Expressed in dollar terms, the foreign currency assets (FCAs) include the effect of appreciation or depreciation of non-US units like the euro, pound and yen held in the foreign exchange reserves.
India’s forex kitty had jumped $3.553 billion to $599.529 billion for the week ended May 12.
India’s total FCA saw a dip of $4.654 billion to $524.945 billion.
Gold reserves fell by $1.227 billion to $45.127 billion while SDRs fell by $137 million to $18.276 billion.
India’s reserve position in the IMF saw a dip of $35 million to $5.130 billion.

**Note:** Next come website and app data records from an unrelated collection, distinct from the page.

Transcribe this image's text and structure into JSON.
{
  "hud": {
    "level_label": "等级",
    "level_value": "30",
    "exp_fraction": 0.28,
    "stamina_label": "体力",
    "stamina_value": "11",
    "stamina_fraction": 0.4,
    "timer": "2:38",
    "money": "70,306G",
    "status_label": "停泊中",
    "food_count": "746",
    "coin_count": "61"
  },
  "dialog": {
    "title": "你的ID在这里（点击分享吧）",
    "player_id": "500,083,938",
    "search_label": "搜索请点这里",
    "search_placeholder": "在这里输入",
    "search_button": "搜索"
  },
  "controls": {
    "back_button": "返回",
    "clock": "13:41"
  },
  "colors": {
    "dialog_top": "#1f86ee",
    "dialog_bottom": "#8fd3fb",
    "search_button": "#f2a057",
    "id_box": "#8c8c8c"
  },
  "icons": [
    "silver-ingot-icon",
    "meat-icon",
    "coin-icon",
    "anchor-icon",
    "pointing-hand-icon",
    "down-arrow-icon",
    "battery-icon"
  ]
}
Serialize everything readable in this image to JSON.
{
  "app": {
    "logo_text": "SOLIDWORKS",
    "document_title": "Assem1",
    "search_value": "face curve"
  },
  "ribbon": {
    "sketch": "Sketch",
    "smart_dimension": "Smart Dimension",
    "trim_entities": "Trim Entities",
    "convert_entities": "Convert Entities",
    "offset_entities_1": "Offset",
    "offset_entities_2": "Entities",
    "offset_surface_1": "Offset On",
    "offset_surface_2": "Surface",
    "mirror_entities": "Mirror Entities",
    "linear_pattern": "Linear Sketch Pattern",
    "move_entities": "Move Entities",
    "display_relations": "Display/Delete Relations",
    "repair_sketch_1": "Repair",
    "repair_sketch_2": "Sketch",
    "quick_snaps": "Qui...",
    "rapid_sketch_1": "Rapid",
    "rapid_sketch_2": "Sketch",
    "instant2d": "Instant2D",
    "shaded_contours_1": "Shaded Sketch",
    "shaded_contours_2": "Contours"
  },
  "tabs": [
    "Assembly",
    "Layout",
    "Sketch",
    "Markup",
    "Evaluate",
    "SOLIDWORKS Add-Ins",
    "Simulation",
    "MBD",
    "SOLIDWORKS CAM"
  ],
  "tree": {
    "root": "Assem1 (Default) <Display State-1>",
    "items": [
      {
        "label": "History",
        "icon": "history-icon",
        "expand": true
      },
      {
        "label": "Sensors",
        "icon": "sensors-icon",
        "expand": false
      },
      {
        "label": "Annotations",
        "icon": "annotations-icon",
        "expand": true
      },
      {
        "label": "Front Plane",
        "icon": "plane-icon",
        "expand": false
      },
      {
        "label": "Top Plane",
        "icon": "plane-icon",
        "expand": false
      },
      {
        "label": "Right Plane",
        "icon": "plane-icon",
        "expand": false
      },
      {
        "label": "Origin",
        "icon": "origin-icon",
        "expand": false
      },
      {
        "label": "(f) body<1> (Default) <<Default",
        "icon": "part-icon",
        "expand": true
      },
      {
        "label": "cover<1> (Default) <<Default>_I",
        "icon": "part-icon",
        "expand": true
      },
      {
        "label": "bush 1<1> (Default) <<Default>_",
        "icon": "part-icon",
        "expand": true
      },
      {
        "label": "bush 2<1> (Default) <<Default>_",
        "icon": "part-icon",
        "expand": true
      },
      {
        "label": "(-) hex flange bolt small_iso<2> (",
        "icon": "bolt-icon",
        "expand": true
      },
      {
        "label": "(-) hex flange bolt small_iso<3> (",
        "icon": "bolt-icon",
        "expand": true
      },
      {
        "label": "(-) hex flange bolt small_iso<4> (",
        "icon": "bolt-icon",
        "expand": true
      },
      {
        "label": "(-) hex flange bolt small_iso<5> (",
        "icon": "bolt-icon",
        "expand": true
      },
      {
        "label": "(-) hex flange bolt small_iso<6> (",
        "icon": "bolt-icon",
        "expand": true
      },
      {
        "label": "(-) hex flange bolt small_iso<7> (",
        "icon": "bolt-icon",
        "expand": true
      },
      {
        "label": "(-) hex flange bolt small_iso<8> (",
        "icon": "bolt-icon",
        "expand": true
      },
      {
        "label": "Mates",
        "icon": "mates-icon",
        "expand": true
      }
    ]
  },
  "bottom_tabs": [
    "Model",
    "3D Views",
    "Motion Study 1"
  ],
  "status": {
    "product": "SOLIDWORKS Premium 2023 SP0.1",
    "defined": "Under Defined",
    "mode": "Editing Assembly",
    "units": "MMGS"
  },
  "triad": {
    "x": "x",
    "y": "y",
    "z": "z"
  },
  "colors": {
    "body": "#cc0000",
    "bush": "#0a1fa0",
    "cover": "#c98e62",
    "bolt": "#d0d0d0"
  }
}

The Indian rupee rose on Friday and snapped two straight weeks of losses as persistent dollar inflows into equities helped offset the impact from a broadly strong dollar. The rupee ended up 0.2% to 82.5750 versus the U.S. dollar. The currency has recovered from a near three-month low of 82.85 hit earlier in the week. The rupee ended up 0.1% for the week.It can be noted that in October 2021, the country’s forex kitty had reached an all-time high of USD 645 billion. The reserves have been declining as the central bank deploys the kitty to defend the rupee amid pressures caused majorly by global developments.
India has a strong foreign exchange reserve and the country is in a comfortable position to meet all the requirements even in any worst-case scenario in the next five-six years, Commerce and industry Minister Piyush Goyal said earlier this week.
On forex reserves, he said: “We have strong foreign exchange reserves… In the worst case with whatever difficulty anybody may have, India is comfortable for the next 5 or 6 years, given our forex reserves today, to be able to meet our forex requirements.”
(With agency inputs)